Walking up and down Calle Gran Vía de Colón in Granada might not seem like much to the regular population. For most people it’s part of the commute to work, or to school, but for me it was a little bit more than that.
I lived in Granada, Spain for three weeks to learn Spanish. El Centro de Lenguas Modernas de la Universidad de Granada had a great program and I met some amazing people there. One of the things that I learned was there is something special about being the token Canadian. That being said, Granada was the last leg of my trip, I had rocked Northern and a bit of Eastern Europe previously, and I was getting tired. I was about ready to go home.
While I was in Granada, I had a lot of time to myself. Sure, I spent time with my wonderful roommates and family and went to classes, but I’d say there were a solid 4 hours a day that I had to myself. Considering that the past 6 weeks of my life had been filled to brim with going places, meeting new people and trying new foods, my life felt a little emptier than before.
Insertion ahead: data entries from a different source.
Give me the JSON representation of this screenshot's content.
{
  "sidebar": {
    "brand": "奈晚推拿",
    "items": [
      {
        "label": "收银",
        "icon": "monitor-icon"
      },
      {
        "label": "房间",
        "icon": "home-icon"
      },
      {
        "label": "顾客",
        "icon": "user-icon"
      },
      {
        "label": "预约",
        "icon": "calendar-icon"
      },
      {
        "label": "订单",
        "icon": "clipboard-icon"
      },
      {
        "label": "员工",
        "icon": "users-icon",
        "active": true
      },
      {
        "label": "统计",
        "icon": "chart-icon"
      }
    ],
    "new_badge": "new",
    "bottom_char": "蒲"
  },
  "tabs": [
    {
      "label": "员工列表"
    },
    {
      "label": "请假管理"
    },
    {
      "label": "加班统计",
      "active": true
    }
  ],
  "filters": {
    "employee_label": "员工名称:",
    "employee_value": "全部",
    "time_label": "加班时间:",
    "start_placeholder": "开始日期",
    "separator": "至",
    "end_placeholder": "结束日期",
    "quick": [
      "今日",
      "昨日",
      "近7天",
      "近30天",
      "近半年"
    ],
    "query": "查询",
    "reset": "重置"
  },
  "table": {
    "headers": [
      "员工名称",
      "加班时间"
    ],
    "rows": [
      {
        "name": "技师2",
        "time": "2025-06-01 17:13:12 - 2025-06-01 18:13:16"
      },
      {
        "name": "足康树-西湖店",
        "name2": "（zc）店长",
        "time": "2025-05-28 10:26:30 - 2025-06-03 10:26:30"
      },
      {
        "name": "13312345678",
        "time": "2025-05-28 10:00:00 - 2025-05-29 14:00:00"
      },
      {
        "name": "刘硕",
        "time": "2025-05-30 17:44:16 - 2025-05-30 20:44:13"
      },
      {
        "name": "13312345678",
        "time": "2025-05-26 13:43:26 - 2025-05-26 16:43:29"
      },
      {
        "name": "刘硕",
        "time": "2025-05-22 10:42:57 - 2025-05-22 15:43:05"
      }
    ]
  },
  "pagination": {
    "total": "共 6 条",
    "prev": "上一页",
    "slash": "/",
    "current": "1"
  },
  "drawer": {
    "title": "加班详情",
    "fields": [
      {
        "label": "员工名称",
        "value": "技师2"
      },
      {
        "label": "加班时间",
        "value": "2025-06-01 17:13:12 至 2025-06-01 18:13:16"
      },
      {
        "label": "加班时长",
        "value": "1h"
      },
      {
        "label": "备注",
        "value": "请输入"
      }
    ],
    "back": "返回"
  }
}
This is where La Gran Vía came into play.
Whenever I go on vacation with my family, we walk everywhere. The only time that we’ll take a cab or public transit is when our destination is well over an hour walking distance away. With this history, it would only be natural for me to want to walk around in Granada when I was homesick, and it was incredibly therapeutic. Considering La Gran Vía is one of the more central roads in Granada, it’s where I started and ended all of my walks.
Sometimes I would walk along the river, flowing from La Sierra Nevada, finding solace in the bubbling, clear water. Sometimes, I’d walk up to the Alhambra and follow the footsteps of many generations before me, taking in the incredible valley Granada is so beautifully nestled in. Other times, I would just walk up and down La Gran Vía, marvelling at the incredible architecture and little cafés or markets. The one thing that all these walks had in common was a walking meditation. I always asked myself what am I grateful for? I asked this because all I could hear was my mother saying, “When you get back you’re going to miss it so much, so enjoy it now.” So that’s exactly what I did.
Whenever, I walked past a market I would remind myself how thankful I was for fresh fruit, and when my family would have it for dessert, it would always taste a bit sweeter. Whenever I was wandering around the Alhambra, I would remind myself how lucky I was to be studying in such a historic city, and class would always end up passing more enjoyably – despite the uncomfortable chairs. When I would walk by the river, I would think about how beautiful it was and I found myself falling deeper in love with Granada with each little stroll I had.
Even though I only lived in Granada for three short weeks, what I took away from it will last a lifetime. Walking Calle La Gran Vía de Colón may be an everyday thing for most people, but it reminded me how lucky I am, and how to appreciate those little things people always talk about.